A highly regarded veterinary science professional is saying farewell to Fort Valley State University after more than three decades of service. Dr. Kashmiri Arora, a professor of animal and veterinary science, has been instrumental in the growth of the university's College of Agriculture, Family Sciences and Technology. After accomplishing every goal he set for himself and his department, the seasoned educator says he is now ready to enjoy retirement.

Arora joined Fort Valley State College under the leadership of former President C.W. Pettigrew on Sept. 1, 1979. As a young instructor, he was faced with the challenge of teaching students during the time of desegregation. Though the social pressures may have been overwhelming for some, Arora said Dr. Pettigrew's guidance helped him press forward.

"[Pettigrew] told me to make this job my mission," Arora said. "He said there will be problems, but he knew I could handle it. He showed confidence in me."

Arora began his undergraduate studies at Punjab University's College of Veterinary Science in Hisar, India and received a Ph.D. from Washington State University in Pullman, Wash. He then worked as a resident veterinarian at the University of Michigan. Arora served as head of Fort Valley State's Veterinary Science department from 1979 to 1991, where he helped transform the department. His accomplishments include stabilizing FVSU's veterinary technology department program from its infancy and transforming the program into a separate department within the College of Ag. He also established a four-year degree program in Animal Science.

During his tenure at the university, Arora has established a memorandum of understanding with the U.S. Department of Agriculture- a current source of funding for the institution. He also jumpstarted an initiative with the Chancellor's Office to secure a building for the accreditation of FVSU's veterinary tech program.

"I enjoyed every step of it," Arora said. "If we keep going the way we've been going, we'll have no problem."

Dr. Seyedmehdi Mobini, head of FVSU's veterinary science department, says Arora will leave a great legacy behind.

"I've worked with him for the past four years as a department head. He has made tremendous contributions to this program," Mobini said. "He was instrumental in developing the veterinary technology program into what it is now, which is one of the signature programs at this university. He established a biotechnology laboratory in the department and actually procured the grant."

Dr. Oreta Samples, a former student and colleague of Dr. Arora's, said he served as an inspiration to his students. "He unknowingly was responsible for my [start] as a scientific writer," said Samples. "When there were no lab manuals available for classes, he asked me what I thought we needed to do, and I responded that we needed to write our own.

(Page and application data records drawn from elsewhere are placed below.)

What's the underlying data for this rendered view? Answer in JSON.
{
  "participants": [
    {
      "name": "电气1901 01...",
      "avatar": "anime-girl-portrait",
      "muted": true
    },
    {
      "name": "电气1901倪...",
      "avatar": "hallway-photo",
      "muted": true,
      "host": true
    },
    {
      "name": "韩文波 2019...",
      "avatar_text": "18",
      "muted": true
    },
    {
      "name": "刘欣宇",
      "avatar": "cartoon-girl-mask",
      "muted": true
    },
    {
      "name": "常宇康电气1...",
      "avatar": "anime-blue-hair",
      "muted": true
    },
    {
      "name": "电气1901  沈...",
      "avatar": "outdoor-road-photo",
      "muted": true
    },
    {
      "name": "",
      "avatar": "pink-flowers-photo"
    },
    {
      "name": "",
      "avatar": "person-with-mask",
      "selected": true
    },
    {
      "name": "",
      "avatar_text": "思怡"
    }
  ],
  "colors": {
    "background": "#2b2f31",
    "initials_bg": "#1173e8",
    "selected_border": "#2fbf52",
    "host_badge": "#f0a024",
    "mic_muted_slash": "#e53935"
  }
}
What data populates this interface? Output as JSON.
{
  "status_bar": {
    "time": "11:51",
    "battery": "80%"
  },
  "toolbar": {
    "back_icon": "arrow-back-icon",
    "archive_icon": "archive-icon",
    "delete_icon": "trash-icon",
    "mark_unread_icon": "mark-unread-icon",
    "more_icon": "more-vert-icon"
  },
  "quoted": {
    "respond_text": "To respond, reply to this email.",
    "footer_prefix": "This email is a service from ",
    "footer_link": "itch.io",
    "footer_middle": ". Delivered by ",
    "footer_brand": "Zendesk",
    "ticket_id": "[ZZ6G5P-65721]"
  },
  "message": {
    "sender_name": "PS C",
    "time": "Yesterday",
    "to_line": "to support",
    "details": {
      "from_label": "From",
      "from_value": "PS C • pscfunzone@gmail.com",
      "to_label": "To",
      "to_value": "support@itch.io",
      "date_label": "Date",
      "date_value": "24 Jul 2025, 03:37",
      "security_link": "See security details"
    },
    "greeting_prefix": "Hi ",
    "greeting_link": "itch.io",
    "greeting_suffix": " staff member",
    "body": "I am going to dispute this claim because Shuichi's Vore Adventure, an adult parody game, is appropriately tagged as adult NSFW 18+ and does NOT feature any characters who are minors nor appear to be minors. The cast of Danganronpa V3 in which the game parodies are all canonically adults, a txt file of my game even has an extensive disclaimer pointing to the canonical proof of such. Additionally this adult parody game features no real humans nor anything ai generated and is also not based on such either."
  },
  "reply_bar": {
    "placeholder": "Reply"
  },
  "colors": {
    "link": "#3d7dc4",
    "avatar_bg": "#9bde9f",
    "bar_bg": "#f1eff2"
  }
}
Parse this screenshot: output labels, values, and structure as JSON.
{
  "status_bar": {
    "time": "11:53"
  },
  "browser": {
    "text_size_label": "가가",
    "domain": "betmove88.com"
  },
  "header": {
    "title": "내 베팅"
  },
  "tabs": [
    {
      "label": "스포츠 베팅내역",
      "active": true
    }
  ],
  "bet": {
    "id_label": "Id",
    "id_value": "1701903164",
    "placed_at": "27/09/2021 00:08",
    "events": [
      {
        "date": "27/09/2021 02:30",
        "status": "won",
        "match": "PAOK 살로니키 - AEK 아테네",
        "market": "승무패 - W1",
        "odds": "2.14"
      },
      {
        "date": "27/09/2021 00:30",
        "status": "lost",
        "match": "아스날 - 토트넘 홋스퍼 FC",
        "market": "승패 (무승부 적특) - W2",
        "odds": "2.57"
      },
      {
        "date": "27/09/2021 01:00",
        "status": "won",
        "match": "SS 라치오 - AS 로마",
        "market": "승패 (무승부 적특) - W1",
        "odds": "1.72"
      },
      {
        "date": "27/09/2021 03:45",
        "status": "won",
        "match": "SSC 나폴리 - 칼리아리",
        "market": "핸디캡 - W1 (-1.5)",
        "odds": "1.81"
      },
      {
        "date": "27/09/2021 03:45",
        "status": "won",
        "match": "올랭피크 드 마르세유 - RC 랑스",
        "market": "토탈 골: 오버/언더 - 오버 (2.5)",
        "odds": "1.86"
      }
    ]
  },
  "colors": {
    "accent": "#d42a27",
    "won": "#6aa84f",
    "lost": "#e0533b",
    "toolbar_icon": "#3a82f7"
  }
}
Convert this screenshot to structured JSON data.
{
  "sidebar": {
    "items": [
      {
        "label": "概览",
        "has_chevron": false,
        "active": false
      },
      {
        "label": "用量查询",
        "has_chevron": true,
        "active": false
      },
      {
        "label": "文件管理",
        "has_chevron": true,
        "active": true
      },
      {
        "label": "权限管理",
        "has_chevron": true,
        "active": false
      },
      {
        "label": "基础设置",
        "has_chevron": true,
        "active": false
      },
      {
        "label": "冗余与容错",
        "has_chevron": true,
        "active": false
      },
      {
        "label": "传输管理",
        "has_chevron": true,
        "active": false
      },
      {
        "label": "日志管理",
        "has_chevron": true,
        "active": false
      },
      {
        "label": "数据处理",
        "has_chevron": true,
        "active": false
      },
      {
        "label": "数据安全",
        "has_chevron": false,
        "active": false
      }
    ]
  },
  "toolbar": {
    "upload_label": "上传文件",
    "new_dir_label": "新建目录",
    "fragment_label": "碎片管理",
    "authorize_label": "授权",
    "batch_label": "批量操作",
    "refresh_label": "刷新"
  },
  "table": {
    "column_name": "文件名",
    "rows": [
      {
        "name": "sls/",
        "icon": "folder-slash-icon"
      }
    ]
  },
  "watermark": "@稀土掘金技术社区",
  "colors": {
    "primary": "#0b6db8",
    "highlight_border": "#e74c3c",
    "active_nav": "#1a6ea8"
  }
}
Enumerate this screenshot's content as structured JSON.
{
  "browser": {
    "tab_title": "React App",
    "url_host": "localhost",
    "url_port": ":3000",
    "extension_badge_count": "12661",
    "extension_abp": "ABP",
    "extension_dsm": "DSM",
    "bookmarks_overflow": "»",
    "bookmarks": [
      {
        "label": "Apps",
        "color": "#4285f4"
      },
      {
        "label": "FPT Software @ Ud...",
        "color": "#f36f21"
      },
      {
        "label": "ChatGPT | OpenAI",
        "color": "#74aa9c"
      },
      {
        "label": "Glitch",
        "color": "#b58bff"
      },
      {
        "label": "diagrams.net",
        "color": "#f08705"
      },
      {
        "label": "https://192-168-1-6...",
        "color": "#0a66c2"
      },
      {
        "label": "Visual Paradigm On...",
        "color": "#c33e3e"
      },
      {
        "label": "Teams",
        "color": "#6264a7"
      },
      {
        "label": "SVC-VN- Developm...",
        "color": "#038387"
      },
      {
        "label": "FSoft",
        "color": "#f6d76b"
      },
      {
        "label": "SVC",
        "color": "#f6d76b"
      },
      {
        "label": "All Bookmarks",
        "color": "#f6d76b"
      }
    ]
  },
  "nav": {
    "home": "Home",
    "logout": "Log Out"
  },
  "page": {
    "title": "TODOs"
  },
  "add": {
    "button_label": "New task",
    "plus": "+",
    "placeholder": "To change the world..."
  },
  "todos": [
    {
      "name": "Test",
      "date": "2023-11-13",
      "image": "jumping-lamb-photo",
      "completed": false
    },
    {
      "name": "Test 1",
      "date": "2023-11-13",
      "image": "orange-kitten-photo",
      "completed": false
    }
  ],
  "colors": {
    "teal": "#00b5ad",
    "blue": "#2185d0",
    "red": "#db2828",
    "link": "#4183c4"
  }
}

He said 'Do it!' and I have been doing it ever since. Thank you, Dr. Arora. Whenever I put pen to paper, know that you will be remembered."

Dr. Arora said, "I have finally accomplished what I envisioned. I have done it and I am now ready to go home."